Vladimir Putin’s propaganda machine may relentlessly denounce Ukraine’s authorities as fascists and xenophobes, but elsewhere in Europe the Russian leader is energetically courting far-right politicians as allies in his confrontation with Western governments.
“You can see that the National Front is viewed very favorably in Russia,” says Ludovic de Danne, foreign affairs spokesman for radical-right French party. “We are more than tolerated, we are seen as a friend.”
He reels off a list of top Russian officials — headed by Deputy Prime Minister Dmitry Rogozin, now under US sanctions for his role in the annexation of Crimea — who lined up to receive National Front leader Marine Le Pen when she visited Moscow last year.

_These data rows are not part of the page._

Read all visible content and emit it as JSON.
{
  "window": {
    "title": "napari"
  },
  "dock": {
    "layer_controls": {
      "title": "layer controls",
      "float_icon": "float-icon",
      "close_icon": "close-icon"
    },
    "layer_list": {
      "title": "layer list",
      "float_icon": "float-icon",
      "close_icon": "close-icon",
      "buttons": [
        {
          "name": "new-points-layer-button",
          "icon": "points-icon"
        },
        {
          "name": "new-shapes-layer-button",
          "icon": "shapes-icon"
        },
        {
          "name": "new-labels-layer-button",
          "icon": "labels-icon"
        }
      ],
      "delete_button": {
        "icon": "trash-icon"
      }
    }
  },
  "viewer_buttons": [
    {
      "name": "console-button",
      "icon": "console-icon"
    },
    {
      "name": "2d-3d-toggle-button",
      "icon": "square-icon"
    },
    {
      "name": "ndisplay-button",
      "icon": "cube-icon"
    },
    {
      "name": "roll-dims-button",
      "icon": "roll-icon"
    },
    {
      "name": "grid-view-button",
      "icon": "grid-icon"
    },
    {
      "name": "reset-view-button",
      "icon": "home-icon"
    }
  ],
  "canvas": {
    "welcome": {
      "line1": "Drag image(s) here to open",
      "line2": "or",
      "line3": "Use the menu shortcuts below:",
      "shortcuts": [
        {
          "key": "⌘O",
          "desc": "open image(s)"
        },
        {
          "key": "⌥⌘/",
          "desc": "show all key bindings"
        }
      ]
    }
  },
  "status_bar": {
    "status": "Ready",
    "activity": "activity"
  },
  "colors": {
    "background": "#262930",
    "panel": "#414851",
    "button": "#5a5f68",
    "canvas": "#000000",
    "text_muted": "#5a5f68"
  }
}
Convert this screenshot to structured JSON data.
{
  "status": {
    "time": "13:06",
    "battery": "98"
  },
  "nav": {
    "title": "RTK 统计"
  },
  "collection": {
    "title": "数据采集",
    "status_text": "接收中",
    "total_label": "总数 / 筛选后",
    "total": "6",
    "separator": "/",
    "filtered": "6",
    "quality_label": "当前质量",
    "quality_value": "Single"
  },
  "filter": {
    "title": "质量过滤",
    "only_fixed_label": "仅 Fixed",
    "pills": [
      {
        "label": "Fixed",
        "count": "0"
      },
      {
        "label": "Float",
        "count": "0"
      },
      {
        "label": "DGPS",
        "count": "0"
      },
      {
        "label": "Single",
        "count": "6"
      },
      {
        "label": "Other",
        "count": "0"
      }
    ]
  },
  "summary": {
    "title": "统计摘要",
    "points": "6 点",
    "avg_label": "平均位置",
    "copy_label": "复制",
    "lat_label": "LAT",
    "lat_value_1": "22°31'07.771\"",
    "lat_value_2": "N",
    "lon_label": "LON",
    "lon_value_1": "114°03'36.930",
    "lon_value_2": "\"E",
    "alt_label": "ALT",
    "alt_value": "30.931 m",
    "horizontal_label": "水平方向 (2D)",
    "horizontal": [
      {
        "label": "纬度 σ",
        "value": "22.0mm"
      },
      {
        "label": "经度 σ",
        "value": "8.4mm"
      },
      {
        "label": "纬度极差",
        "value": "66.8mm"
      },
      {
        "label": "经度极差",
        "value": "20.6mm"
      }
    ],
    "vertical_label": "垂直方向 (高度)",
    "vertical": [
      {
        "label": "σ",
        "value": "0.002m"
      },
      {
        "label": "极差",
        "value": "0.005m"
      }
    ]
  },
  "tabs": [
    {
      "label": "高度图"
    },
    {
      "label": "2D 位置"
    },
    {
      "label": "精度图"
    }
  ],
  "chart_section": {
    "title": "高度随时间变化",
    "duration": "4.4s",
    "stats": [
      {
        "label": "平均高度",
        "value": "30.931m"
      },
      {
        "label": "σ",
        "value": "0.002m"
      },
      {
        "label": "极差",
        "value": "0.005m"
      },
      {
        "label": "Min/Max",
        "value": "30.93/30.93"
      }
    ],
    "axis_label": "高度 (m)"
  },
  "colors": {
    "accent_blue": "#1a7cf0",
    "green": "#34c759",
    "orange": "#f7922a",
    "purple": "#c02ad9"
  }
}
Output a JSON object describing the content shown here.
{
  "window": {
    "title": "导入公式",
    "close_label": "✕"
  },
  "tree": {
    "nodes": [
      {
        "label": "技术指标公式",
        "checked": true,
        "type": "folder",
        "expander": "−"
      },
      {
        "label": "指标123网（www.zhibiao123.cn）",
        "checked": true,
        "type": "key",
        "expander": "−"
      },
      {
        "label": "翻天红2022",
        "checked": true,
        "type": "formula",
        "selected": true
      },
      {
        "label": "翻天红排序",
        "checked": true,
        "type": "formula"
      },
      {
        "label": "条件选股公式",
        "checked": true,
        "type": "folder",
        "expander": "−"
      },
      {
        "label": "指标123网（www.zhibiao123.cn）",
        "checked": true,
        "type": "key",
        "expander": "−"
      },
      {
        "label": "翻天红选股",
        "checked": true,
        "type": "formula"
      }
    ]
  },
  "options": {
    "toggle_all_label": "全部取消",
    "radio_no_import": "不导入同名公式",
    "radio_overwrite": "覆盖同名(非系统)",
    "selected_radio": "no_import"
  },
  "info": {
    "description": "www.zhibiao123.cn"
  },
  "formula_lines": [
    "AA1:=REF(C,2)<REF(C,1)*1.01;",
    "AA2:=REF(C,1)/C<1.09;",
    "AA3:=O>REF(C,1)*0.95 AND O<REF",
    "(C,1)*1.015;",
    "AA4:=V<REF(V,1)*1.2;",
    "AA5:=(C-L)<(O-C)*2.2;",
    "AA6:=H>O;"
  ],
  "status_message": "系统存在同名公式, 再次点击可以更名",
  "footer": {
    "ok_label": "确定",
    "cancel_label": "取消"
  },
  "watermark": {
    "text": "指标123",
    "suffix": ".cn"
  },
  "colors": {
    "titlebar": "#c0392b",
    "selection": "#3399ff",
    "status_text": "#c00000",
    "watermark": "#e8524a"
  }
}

“We have a balanced position. We don’t want to be part of any game that pulls us into a new Cold War with Russia,” de Danne said in a telephone interview from the European Parliament in Brussels. “Our independent stance is appreciated by those in power in Russia, that’s why we have good contacts with them.”